Among the entries, how many lines hold the word "User"? Respond with that number only.
*** Opening Data to process ***
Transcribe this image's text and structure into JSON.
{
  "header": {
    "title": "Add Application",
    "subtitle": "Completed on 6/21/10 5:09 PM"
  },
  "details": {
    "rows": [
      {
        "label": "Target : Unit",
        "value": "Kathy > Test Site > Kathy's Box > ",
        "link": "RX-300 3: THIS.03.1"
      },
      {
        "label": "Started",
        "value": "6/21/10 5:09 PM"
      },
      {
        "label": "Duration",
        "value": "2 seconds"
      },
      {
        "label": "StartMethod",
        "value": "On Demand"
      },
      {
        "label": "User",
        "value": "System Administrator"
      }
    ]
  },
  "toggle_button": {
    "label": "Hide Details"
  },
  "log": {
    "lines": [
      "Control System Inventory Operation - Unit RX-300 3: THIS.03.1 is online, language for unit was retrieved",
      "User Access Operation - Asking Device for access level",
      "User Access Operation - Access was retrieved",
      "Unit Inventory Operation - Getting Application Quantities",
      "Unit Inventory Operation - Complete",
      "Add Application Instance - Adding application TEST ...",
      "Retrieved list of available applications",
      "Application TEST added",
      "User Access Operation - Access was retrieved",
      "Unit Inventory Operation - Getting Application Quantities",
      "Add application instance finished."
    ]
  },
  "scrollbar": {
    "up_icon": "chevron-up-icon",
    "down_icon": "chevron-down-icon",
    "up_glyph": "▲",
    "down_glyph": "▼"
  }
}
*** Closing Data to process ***
• Reply to the task
4